The Signal of Liberty was begun in 1841 to serve as the mouthpiece of the Michigan abolitionist movement. It was edited for most of its history the Rev. Guy Beckley, a well-known abolitionist and proprietor of a stop on the underground railroad, and Theodore Foster, an experienced newspaper man and politician. The subscribers list for the Signal was a who's who of notable abolitionists in Michigan and across the midwest. It was published until 1848 when financial difficulties apparently led to its demise. The Michigan Liberty Press took up the cause and became the abolitionist paper of note.
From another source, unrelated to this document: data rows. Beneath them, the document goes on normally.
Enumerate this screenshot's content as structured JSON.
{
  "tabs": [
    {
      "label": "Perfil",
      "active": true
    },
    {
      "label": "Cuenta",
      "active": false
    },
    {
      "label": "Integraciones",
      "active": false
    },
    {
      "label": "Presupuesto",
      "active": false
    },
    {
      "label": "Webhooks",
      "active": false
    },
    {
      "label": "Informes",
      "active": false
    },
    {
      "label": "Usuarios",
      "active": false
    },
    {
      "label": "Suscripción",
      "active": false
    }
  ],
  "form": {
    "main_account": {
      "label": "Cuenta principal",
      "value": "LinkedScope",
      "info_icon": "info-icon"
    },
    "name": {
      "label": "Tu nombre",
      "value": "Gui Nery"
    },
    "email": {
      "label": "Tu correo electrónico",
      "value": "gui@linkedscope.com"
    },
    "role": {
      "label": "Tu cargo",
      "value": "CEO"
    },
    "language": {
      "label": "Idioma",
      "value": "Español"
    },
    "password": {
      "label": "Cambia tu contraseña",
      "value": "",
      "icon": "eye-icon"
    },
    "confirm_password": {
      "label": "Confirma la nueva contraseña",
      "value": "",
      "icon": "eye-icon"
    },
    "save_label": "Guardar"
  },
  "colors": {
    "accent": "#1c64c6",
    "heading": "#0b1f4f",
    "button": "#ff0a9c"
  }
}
For more on the history of the Signal of Liberty, read Carol Mull's piece on the newspaper.